Having grown up with the band, the pleasant-faced Albarn was probably one of my first celebrity crushes of my adolescent years. The fact that he’s still got it at the age of 45 left me pleasantly surprised. Unfortunately, he was a little too far away from the part of the stage I was standing in to get a full view of him. I was, however, in slightly better sight of Coxon, much to the happiness of the friend standing behind me. Coxon, whose guitar talent and overall musicality has earned him numerous praises throughout his career, is probably regarded as one of the finest guitarists of the last few decades.
Somewhat on schedule, Blur’s segment started a little past nine in the evening. The band entered quietly and quickly set up, while Albarn approached and refreshed the patiently waiting audience with open bottles of water. They kicked off the evening with their 1994 single, “Girls and Boys”, sending people into a jumping frenzy. The burst of energy did not last long, though. Those in attendance was notably more outgoing, sure, but Jakarta’s concerts are generally pretty relaxed. Artists who are more accustomed to a fully open display of affection in return may be confused by this. However, the passive nature of the crowds here is not something to be taken personally, seeing as it is believed here that the entertaining should be left to the performer.

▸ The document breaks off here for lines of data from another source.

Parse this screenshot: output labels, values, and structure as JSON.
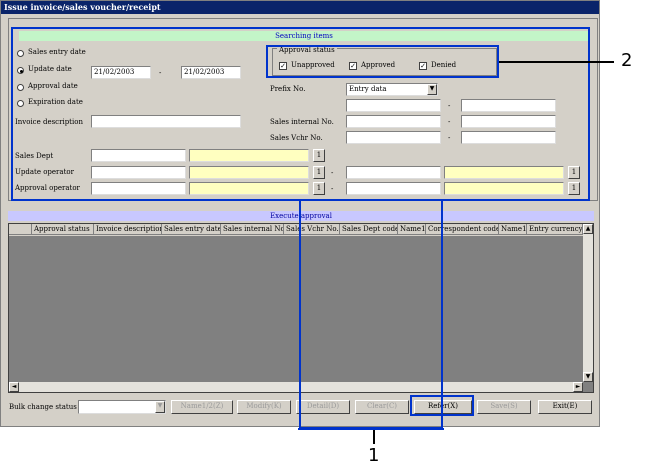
{
  "window": {
    "title": "Issue invoice/sales voucher/receipt"
  },
  "search": {
    "header": "Searching items",
    "radios": [
      {
        "label": "Sales entry date",
        "selected": false
      },
      {
        "label": "Update date",
        "selected": true
      },
      {
        "label": "Approval date",
        "selected": false
      },
      {
        "label": "Expiration date",
        "selected": false
      }
    ],
    "date_from": "21/02/2003",
    "date_separator": "-",
    "date_to": "21/02/2003",
    "invoice_description_label": "Invoice description",
    "approval_status": {
      "label": "Approval status",
      "options": [
        {
          "label": "Unapproved",
          "checked": true
        },
        {
          "label": "Approved",
          "checked": true
        },
        {
          "label": "Denied",
          "checked": true
        }
      ]
    },
    "prefix_label": "Prefix No.",
    "prefix_value": "Entry data",
    "range_separator": "-",
    "sales_internal_label": "Sales internal No.",
    "sales_vchr_label": "Sales Vchr No.",
    "sales_dept_label": "Sales Dept",
    "update_operator_label": "Update operator",
    "approval_operator_label": "Approval operator",
    "lookup_label": "1"
  },
  "results": {
    "header": "Execute approval",
    "columns": [
      "Approval status",
      "Invoice description",
      "Sales entry date",
      "Sales internal No.",
      "Sales Vchr No.",
      "Sales Dept code",
      "Name1",
      "Correspondent code",
      "Name1",
      "Entry currency"
    ]
  },
  "bottom": {
    "bulk_label": "Bulk change status",
    "buttons": {
      "name": "Name1/2(Z)",
      "modify": "Modify(K)",
      "detail": "Detail(D)",
      "clear": "Clear(C)",
      "refer": "Refer(X)",
      "save": "Save(S)",
      "exit": "Exit(E)"
    }
  },
  "callouts": {
    "one": "1",
    "two": "2"
  },
  "colors": {
    "highlight": "#0033cc",
    "title_bar": "#0a246a",
    "section_header": "#c3f5c8",
    "lookup_fill": "#ffffc0"
  }
}
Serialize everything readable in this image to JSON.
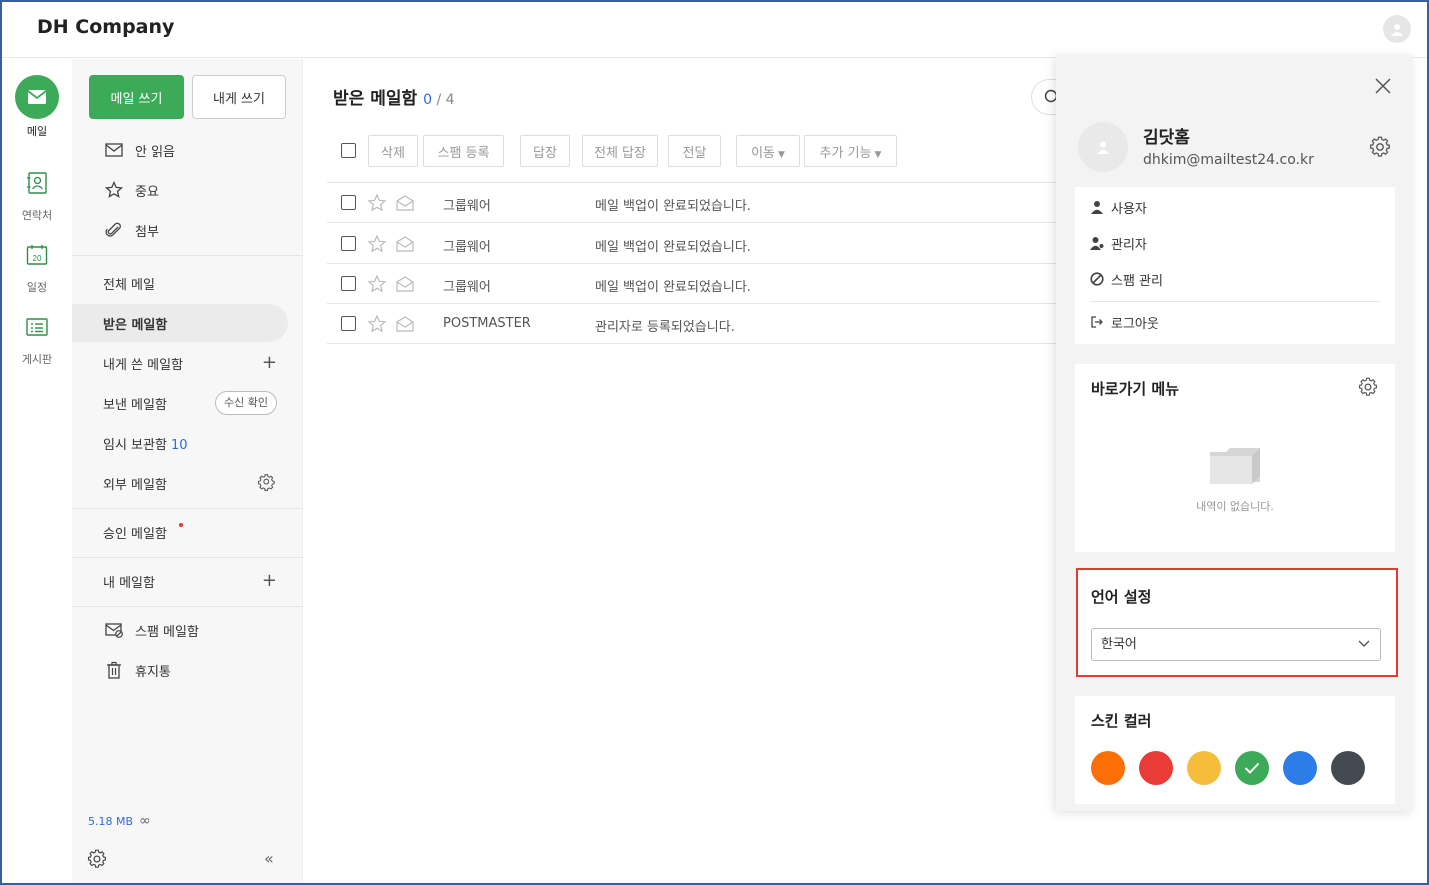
{
  "header": {
    "brand": "DH Company"
  },
  "rail": [
    {
      "label": "메일",
      "icon": "mail-icon",
      "active": true
    },
    {
      "label": "연락처",
      "icon": "contacts-icon"
    },
    {
      "label": "일정",
      "icon": "calendar-icon",
      "badge": "20"
    },
    {
      "label": "게시판",
      "icon": "board-icon"
    }
  ],
  "sidebar": {
    "write_label": "메일 쓰기",
    "self_write_label": "내게 쓰기",
    "quick": [
      {
        "label": "안 읽음",
        "icon": "envelope-icon"
      },
      {
        "label": "중요",
        "icon": "star-icon"
      },
      {
        "label": "첨부",
        "icon": "paperclip-icon"
      }
    ],
    "all_mail": "전체 메일",
    "inbox": "받은 메일함",
    "self_box": "내게 쓴 메일함",
    "sent": "보낸 메일함",
    "read_receipt": "수신 확인",
    "drafts": "임시 보관함",
    "drafts_count": "10",
    "external": "외부 메일함",
    "approval": "승인 메일함",
    "my_mail": "내 메일함",
    "spam": "스팸 메일함",
    "trash": "휴지통",
    "storage": "5.18 MB",
    "storage_limit": "∞",
    "collapse": "«"
  },
  "main": {
    "title": "받은 메일함",
    "unread": "0",
    "total": "/ 4",
    "toolbar": {
      "delete": "삭제",
      "spam": "스팸 등록",
      "reply": "답장",
      "reply_all": "전체 답장",
      "forward": "전달",
      "move": "이동",
      "more": "추가 기능"
    },
    "rows": [
      {
        "from": "그룹웨어",
        "subject": "메일 백업이 완료되었습니다."
      },
      {
        "from": "그룹웨어",
        "subject": "메일 백업이 완료되었습니다."
      },
      {
        "from": "그룹웨어",
        "subject": "메일 백업이 완료되었습니다."
      },
      {
        "from": "POSTMASTER",
        "subject": "관리자로 등록되었습니다."
      }
    ]
  },
  "panel": {
    "name": "김닷홈",
    "email": "dhkim@mailtest24.co.kr",
    "menu": {
      "user": "사용자",
      "admin": "관리자",
      "spam_mgmt": "스팸 관리",
      "logout": "로그아웃"
    },
    "shortcut_title": "바로가기 메뉴",
    "shortcut_empty": "내역이 없습니다.",
    "language_title": "언어 설정",
    "language_value": "한국어",
    "skin_title": "스킨 컬러",
    "skins": [
      "#fb6f06",
      "#e93c36",
      "#f6bd3c",
      "#3daa59",
      "#2d7de9",
      "#444a52"
    ],
    "selected_skin": "#3daa59"
  }
}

In a fashion very characteristic with the digital age, the concert was heavily documented with the use of phones, iPads, and other equipment that managed to pass through the scrutiny of the checkpoint personnel at the entrance to the venue. Due to my disadvantaged location, I managed to inadvertently capture a lot of other screens in an attempt to photograph the band.
Out of Time

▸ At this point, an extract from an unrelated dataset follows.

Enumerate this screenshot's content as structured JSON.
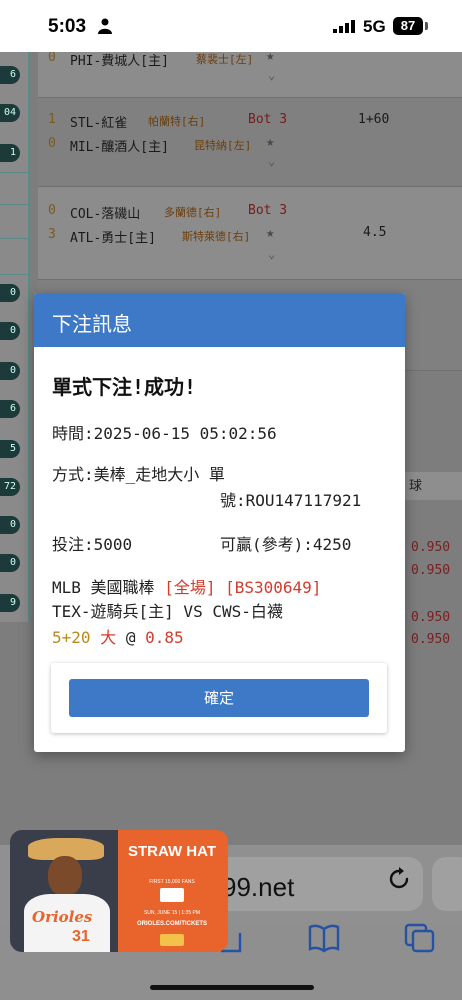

The first part of the set consisted of fifteen songs selected from their extensive discography of seven studio albums, twenty-nine singles, and twenty-six music videos, to name a few. An encore was guaranteed, because the hit song off their 1997 self-titled release had not yet been played, and what’s a Blur concert without “Song 2”? However, it seemed to take so long in coming, and the attempts at a unified “We want more!” from the crowd were waning. The total waiting time may have been about ten or fifteen minutes.

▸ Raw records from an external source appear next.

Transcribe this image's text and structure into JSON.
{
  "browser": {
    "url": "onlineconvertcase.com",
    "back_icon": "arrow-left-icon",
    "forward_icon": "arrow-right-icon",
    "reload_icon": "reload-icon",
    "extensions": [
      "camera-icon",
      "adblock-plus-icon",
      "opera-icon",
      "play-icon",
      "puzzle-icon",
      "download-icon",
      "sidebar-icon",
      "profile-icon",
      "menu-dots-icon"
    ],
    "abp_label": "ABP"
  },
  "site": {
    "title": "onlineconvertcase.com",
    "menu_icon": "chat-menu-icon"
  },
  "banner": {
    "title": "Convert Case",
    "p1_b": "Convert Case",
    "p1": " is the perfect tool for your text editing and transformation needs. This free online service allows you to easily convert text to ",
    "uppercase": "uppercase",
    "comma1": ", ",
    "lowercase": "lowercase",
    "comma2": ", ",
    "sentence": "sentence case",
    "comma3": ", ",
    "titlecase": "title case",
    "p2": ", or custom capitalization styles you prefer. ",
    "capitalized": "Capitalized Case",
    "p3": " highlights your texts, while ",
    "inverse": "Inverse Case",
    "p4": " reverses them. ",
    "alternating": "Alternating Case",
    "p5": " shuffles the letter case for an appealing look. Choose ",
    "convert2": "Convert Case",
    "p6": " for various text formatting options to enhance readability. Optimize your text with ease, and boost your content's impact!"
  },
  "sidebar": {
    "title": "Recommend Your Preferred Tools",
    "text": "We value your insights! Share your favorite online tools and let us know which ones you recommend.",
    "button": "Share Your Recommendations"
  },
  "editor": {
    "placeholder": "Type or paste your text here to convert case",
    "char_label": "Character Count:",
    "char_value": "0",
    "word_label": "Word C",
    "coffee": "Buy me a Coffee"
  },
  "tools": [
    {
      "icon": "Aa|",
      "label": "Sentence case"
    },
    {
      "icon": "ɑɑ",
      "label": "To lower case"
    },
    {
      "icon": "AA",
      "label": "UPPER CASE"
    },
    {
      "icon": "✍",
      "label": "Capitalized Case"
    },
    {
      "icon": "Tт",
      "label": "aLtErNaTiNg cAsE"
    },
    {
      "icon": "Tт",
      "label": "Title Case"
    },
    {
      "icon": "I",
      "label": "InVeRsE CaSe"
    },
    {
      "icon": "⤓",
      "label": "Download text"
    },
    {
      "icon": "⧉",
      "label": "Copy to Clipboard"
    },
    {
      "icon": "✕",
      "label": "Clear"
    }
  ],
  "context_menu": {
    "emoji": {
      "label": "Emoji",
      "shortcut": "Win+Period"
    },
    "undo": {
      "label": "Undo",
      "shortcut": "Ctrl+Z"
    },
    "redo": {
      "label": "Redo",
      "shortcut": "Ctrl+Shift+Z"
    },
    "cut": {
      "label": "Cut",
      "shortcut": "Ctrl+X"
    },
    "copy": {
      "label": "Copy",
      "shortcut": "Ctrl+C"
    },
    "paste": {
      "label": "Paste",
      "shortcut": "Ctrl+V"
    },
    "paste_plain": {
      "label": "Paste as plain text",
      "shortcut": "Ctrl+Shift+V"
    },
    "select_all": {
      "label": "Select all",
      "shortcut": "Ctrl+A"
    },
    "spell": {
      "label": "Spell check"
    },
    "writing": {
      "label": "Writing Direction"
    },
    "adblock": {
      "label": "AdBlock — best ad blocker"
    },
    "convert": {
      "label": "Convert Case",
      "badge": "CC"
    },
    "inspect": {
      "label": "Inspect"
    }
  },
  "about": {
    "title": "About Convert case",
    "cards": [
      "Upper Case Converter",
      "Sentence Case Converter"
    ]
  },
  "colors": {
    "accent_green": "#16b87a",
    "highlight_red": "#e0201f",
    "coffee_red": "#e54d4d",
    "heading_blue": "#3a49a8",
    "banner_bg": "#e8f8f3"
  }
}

Then, it happened. Perhaps, we all knew it would.
Some years back, I made a bucket list of sorts, which included either learning the drum parts to “Song 2”, Blur’s famous musical parody of American grunge music, or to be present during a live rendition of it. Either way, when the initial percussion sequence commenced, followed by Coxon making himself known on the guitar, bucket list item or not, I knew I would be witnessing the latter. When Damon prompted the crowd with his trademark, “WOO HOO!”, there was jumping, singing, shouting, and an overall air of joy that emanated from the stage out to the series of refreshment stands outside the gates of the field. For all one knew, a mini-earthquake had been reported with a epicentre located in the Senayan area. It was wonderful. Less than three minutes later, almost as quickly as the show started, the band vacated their platform for good. People then herded out of the venue into the streets that were showing the early signs of the weekend, with more than twenty years worth of music and memories ringing clearly in their minds.
After this — pardon the contradiction — two-concert intermezzo, I shall pick up on posting about my four-day Hong Kong trip back in April, a month after the first-write up, and almost two months after it transpired. No worries, if you update as often I do, I’d almost forget it happened, too.